▸ **Work task**
All lines in the data bearing the string "czasu" should be identified and copied.

▸ **Data provided**

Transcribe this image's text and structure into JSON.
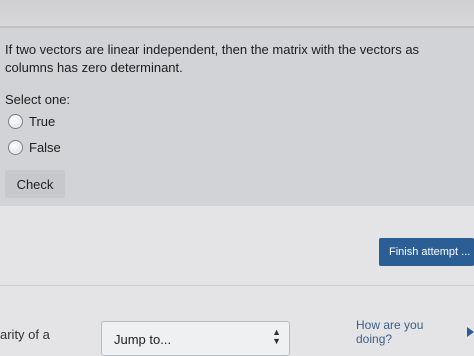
{
  "question": {
    "text": "If two vectors are linear independent, then the matrix with the vectors as columns has zero determinant.",
    "prompt": "Select one:",
    "options": [
      {
        "label": "True",
        "selected": false
      },
      {
        "label": "False",
        "selected": false
      }
    ],
    "check_label": "Check"
  },
  "navigation": {
    "finish_label": "Finish attempt ...",
    "partial_left_text": "arity of a",
    "jump_select_value": "Jump to...",
    "doing_link_label": "How are you doing?"
  },
  "colors": {
    "panel_bg": "#d1d3d6",
    "page_bg": "#e4e4e6",
    "finish_button": "#2b5e94",
    "link": "#3b5f86"
  },
  "icons": {
    "jump_arrows": "up-down-arrows-icon",
    "doing_link": "play-triangle-icon"
  }
}
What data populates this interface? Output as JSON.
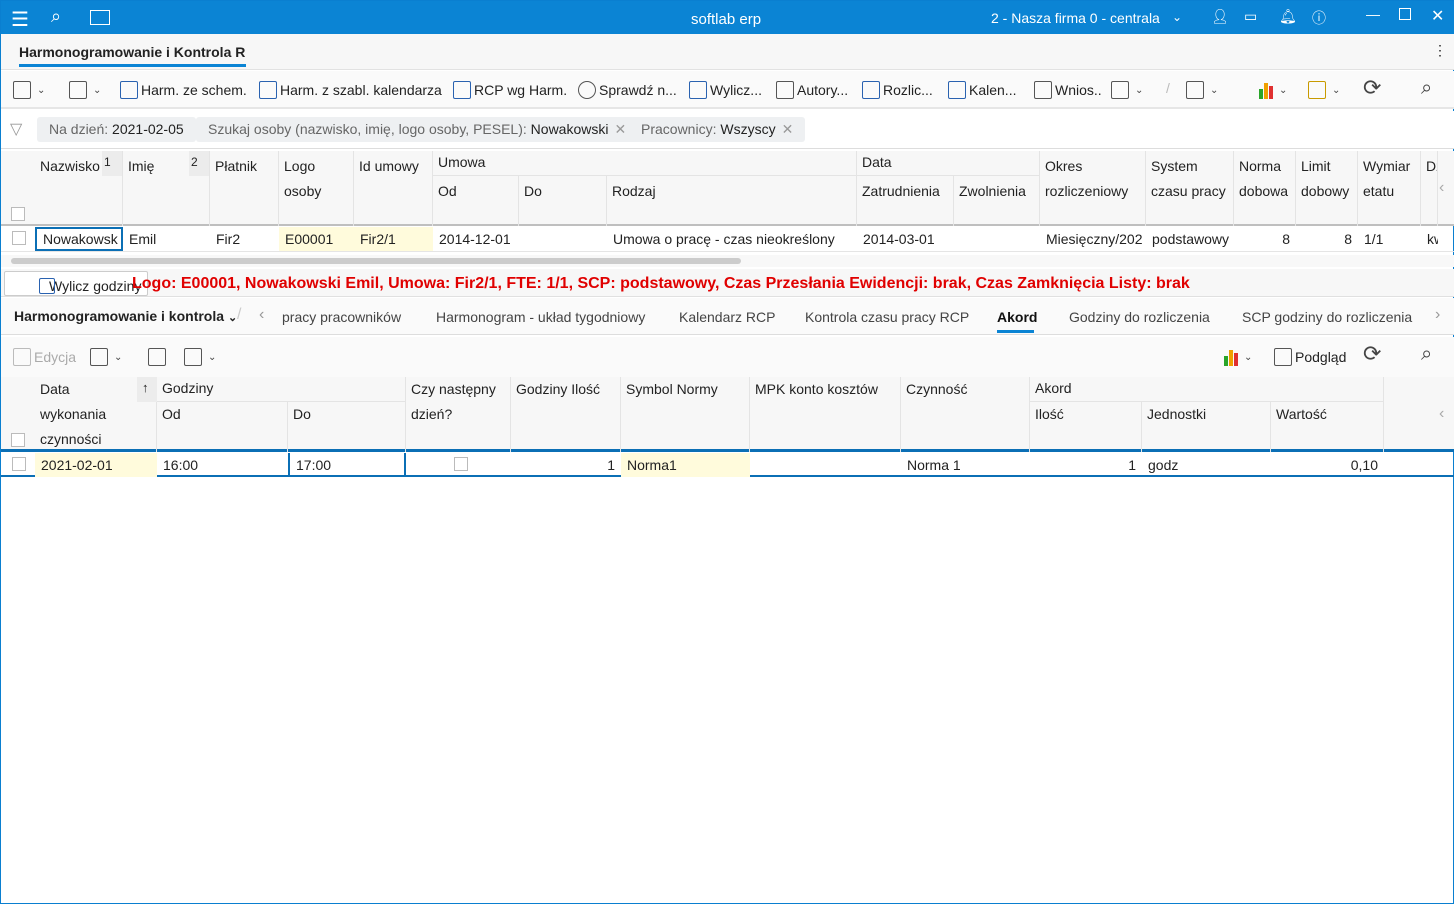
{
  "titlebar": {
    "app": "softlab erp",
    "company": "2 - Nasza firma 0 - centrala",
    "icons": [
      "menu-icon",
      "search-icon",
      "news-icon",
      "user-icon",
      "chat-icon",
      "bell-icon",
      "help-icon",
      "minimize-icon",
      "maximize-icon",
      "close-icon"
    ]
  },
  "doc_tab": {
    "label": "Harmonogramowanie i Kontrola RCP"
  },
  "toolbar": {
    "items": [
      "Harm. ze schem.",
      "Harm. z szabl. kalendarza",
      "RCP wg Harm.",
      "Sprawdź n...",
      "Wylicz...",
      "Autory...",
      "Rozlic...",
      "Kalen...",
      "Wnios.."
    ]
  },
  "filters": {
    "date_label": "Na dzień:",
    "date_value": "2021-02-05",
    "search_label": "Szukaj osoby (nazwisko, imię, logo osoby, PESEL):",
    "search_value": "Nowakowski",
    "workers_label": "Pracownicy:",
    "workers_value": "Wszyscy"
  },
  "top_grid": {
    "group_headers": {
      "umowa": "Umowa",
      "data": "Data"
    },
    "columns": [
      "Nazwisko",
      "Imię",
      "Płatnik",
      "Logo osoby",
      "Id umowy",
      "Od",
      "Do",
      "Rodzaj",
      "Zatrudnienia",
      "Zwolnienia",
      "Okres rozliczeniowy",
      "System czasu pracy",
      "Norma dobowa",
      "Limit dobowy",
      "Wymiar etatu",
      "Dz"
    ],
    "sort_markers": [
      "1",
      "2"
    ],
    "rows": [
      [
        "Nowakowsk",
        "Emil",
        "Fir2",
        "E00001",
        "Fir2/1",
        "2014-12-01",
        "",
        "Umowa o pracę - czas nieokreślony",
        "2014-03-01",
        "",
        "Miesięczny/202",
        "podstawowy",
        "8",
        "8",
        "1/1",
        "kwi"
      ]
    ]
  },
  "action": {
    "wylicz_label": "Wylicz godziny",
    "info": "Logo: E00001, Nowakowski Emil, Umowa: Fir2/1, FTE: 1/1, SCP: podstawowy, Czas Przesłania Ewidencji: brak, Czas Zamknięcia Listy: brak"
  },
  "subtabs": {
    "module": "Harmonogramowanie i kontrola",
    "items": [
      "pracy pracowników",
      "Harmonogram - układ tygodniowy",
      "Kalendarz RCP",
      "Kontrola czasu pracy RCP",
      "Akord",
      "Godziny do rozliczenia",
      "SCP godziny do rozliczenia"
    ],
    "active": "Akord"
  },
  "toolbar2": {
    "edit": "Edycja",
    "preview": "Podgląd"
  },
  "bottom_grid": {
    "group_headers": {
      "godziny": "Godziny",
      "akord": "Akord"
    },
    "columns": [
      "Data wykonania czynności",
      "Od",
      "Do",
      "Czy następny dzień?",
      "Godziny Ilość",
      "Symbol Normy",
      "MPK konto kosztów",
      "Czynność",
      "Ilość",
      "Jednostki",
      "Wartość"
    ],
    "rows": [
      [
        "2021-02-01",
        "16:00",
        "17:00",
        "",
        "1",
        "Norma1",
        "",
        "Norma 1",
        "1",
        "godz",
        "0,10"
      ]
    ]
  },
  "colors": {
    "accent": "#0b84d4",
    "info_red": "#e00000",
    "highlight": "#fffbdc"
  }
}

▸ **Your response**
      "System czasu pracy",
      "Kontrola czasu pracy RCP",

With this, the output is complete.